How to complete this task: Each entry below is to be copied out exactly and in full.

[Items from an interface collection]
+ + + + +
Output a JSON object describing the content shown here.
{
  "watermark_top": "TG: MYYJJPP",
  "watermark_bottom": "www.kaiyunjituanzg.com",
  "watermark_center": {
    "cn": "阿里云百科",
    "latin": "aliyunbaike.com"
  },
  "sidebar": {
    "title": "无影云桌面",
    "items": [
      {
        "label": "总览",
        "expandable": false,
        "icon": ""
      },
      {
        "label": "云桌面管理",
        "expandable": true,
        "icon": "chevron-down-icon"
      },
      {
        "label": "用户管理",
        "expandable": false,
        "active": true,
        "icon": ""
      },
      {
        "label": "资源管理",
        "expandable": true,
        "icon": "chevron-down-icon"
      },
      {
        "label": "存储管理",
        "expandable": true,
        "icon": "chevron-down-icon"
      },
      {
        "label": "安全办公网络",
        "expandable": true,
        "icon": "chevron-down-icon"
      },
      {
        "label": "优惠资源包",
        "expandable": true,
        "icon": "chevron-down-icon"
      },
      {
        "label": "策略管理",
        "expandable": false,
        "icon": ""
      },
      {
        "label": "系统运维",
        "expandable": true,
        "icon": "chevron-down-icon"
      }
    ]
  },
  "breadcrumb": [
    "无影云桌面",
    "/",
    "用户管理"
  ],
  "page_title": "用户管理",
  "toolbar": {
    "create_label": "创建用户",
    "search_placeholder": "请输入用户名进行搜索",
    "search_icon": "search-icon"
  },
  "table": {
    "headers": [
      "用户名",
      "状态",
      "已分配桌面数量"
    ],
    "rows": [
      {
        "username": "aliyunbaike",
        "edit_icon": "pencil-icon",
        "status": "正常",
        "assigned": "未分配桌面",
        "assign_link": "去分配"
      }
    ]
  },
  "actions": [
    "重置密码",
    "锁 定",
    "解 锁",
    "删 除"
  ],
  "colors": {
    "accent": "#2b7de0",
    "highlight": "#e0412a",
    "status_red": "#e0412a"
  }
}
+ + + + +
Task solution:
Output a JSON object describing the content shown here.
{
  "watermark_top": "TG: MYYJJPP",
  "watermark_bottom": "www.kaiyunjituanzg.com",
  "watermark_center": {
    "cn": "阿里云百科",
    "latin": "aliyunbaike.com"
  },
  "sidebar": {
    "title": "无影云桌面",
    "items": [
      {
        "label": "总览",
        "expandable": false,
        "icon": ""
      },
      {
        "label": "云桌面管理",
        "expandable": true,
        "icon": "chevron-down-icon"
      },
      {
        "label": "用户管理",
        "expandable": false,
        "active": true,
        "icon": ""
      },
      {
        "label": "资源管理",
        "expandable": true,
        "icon": "chevron-down-icon"
      },
      {
        "label": "存储管理",
        "expandable": true,
        "icon": "chevron-down-icon"
      },
      {
        "label": "安全办公网络",
        "expandable": true,
        "icon": "chevron-down-icon"
      },
      {
        "label": "优惠资源包",
        "expandable": true,
        "icon": "chevron-down-icon"
      },
      {
        "label": "策略管理",
        "expandable": false,
        "icon": ""
      },
      {
        "label": "系统运维",
        "expandable": true,
        "icon": "chevron-down-icon"
      }
    ]
  },
  "breadcrumb": [
    "无影云桌面",
    "/",
    "用户管理"
  ],
  "page_title": "用户管理",
  "toolbar": {
    "create_label": "创建用户",
    "search_placeholder": "请输入用户名进行搜索",
    "search_icon": "search-icon"
  },
  "table": {
    "headers": [
      "用户名",
      "状态",
      "已分配桌面数量"
    ],
    "rows": [
      {
        "username": "aliyunbaike",
        "edit_icon": "pencil-icon",
        "status": "正常",
        "assigned": "未分配桌面",
        "assign_link": "去分配"
      }
    ]
  },
  "actions": [
    "重置密码",
    "锁 定",
    "解 锁",
    "删 除"
  ],
  "colors": {
    "accent": "#2b7de0",
    "highlight": "#e0412a",
    "status_red": "#e0412a"
  }
}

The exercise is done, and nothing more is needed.